=== Problem ===
Pull every line holding the string "this" from the records below.

Start of Data shown

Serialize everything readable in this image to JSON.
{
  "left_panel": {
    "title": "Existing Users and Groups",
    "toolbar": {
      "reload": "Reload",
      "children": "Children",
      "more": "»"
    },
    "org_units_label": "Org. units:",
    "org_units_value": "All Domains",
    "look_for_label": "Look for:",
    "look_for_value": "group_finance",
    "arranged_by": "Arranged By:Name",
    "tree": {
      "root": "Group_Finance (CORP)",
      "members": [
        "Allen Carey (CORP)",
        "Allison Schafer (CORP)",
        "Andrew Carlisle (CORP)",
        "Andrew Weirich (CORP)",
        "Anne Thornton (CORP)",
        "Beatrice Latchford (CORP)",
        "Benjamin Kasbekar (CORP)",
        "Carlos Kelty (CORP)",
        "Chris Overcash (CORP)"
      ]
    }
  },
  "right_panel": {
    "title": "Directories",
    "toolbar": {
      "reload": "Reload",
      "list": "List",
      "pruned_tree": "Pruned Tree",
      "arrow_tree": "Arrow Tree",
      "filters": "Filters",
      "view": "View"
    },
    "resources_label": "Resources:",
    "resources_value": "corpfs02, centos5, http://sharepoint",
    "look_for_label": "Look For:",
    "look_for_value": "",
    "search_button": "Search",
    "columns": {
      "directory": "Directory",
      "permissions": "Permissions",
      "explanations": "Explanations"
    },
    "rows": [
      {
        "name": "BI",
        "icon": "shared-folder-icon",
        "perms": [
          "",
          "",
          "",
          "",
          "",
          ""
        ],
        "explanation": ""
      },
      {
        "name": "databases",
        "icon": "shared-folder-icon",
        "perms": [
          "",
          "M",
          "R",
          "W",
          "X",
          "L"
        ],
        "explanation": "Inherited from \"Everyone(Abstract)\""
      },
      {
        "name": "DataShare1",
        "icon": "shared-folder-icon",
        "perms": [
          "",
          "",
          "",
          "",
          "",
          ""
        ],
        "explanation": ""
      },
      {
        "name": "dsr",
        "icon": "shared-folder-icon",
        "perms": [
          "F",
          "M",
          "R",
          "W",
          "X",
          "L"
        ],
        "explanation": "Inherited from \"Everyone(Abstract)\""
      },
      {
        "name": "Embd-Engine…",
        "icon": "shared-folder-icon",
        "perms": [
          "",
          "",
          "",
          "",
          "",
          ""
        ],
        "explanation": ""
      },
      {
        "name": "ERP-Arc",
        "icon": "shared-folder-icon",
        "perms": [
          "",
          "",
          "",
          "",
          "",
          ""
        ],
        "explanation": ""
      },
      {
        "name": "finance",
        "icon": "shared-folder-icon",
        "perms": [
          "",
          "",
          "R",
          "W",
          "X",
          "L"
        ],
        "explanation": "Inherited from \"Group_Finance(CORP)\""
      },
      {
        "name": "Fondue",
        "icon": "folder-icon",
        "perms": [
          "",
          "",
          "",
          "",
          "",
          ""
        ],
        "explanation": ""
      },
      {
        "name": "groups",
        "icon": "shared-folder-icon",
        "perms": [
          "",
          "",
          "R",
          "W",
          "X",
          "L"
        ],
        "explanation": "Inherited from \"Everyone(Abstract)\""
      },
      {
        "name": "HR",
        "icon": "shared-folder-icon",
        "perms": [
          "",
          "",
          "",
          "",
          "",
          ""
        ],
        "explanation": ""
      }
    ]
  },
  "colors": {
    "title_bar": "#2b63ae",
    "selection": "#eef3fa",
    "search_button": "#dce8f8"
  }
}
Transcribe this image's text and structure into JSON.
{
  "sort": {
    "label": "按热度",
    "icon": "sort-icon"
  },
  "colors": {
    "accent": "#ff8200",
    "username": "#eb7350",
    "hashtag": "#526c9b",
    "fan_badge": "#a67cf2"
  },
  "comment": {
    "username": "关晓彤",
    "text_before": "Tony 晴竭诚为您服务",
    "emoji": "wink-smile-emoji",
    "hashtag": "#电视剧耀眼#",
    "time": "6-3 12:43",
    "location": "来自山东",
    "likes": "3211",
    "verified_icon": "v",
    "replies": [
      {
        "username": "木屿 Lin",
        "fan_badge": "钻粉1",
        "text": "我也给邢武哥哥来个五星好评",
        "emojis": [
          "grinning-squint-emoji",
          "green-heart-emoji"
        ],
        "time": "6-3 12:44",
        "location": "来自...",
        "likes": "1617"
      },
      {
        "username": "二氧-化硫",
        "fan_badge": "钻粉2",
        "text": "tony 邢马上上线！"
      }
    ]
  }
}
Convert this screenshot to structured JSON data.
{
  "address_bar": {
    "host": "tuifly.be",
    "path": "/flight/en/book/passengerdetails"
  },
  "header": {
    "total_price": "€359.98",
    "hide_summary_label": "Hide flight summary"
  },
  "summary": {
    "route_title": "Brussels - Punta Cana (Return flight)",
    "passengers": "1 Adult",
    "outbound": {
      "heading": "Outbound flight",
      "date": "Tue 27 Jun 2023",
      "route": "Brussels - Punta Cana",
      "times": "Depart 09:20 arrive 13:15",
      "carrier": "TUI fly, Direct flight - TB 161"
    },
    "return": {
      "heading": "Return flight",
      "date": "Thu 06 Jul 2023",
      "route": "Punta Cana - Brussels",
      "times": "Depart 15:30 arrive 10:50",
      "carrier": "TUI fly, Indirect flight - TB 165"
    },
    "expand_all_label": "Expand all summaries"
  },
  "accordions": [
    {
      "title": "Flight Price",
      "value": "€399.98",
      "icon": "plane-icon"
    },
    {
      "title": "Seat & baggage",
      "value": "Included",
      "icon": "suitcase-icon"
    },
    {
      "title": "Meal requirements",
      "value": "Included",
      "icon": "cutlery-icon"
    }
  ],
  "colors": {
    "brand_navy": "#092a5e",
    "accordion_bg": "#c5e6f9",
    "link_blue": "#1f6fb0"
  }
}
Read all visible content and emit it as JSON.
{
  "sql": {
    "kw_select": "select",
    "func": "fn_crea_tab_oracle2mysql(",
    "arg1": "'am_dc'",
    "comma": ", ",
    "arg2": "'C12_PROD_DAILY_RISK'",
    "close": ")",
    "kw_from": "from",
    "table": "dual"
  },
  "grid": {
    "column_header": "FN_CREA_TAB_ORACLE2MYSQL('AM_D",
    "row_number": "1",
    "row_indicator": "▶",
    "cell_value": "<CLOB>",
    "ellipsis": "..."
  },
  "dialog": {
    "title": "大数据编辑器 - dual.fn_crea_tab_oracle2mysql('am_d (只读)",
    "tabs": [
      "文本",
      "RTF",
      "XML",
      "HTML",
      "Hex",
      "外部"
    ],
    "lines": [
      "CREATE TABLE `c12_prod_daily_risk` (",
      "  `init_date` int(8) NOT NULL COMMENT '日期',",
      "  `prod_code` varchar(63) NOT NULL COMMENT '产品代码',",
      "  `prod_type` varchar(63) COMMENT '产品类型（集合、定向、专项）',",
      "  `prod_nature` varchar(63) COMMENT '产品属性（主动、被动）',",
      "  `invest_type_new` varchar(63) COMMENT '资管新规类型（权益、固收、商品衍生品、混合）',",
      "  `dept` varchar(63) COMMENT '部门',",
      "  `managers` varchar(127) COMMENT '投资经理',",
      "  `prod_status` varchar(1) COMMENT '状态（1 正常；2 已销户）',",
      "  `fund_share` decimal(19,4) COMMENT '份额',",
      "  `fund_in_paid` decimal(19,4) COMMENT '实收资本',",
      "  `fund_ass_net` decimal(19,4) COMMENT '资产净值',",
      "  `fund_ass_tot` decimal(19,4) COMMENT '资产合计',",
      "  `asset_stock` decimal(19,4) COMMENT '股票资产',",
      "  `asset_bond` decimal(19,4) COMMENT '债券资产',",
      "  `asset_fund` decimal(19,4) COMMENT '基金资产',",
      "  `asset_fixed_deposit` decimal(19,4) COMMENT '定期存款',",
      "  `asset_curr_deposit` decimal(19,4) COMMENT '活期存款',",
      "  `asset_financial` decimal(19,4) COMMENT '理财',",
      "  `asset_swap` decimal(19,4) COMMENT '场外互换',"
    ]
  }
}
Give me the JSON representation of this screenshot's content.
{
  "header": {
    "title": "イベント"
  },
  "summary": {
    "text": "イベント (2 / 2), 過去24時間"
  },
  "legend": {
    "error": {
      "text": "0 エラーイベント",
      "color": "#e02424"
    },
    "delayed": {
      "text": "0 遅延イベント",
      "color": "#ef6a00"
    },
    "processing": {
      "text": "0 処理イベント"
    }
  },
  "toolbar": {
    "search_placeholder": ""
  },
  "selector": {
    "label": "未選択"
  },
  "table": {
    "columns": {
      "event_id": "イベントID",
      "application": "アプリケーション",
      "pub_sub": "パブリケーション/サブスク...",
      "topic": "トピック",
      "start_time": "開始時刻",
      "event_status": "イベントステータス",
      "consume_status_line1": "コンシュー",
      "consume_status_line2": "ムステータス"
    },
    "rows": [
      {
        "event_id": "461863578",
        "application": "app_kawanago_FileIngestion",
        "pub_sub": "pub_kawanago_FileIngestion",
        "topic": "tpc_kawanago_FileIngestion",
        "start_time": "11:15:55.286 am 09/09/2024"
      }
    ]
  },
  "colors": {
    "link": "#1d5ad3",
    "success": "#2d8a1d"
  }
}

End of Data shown

=== Output below ===
Serialize everything readable in this image to JSON.
Transcribe this image's text and structure into JSON.
Convert this screenshot to structured JSON data.
Give me the JSON representation of this screenshot's content.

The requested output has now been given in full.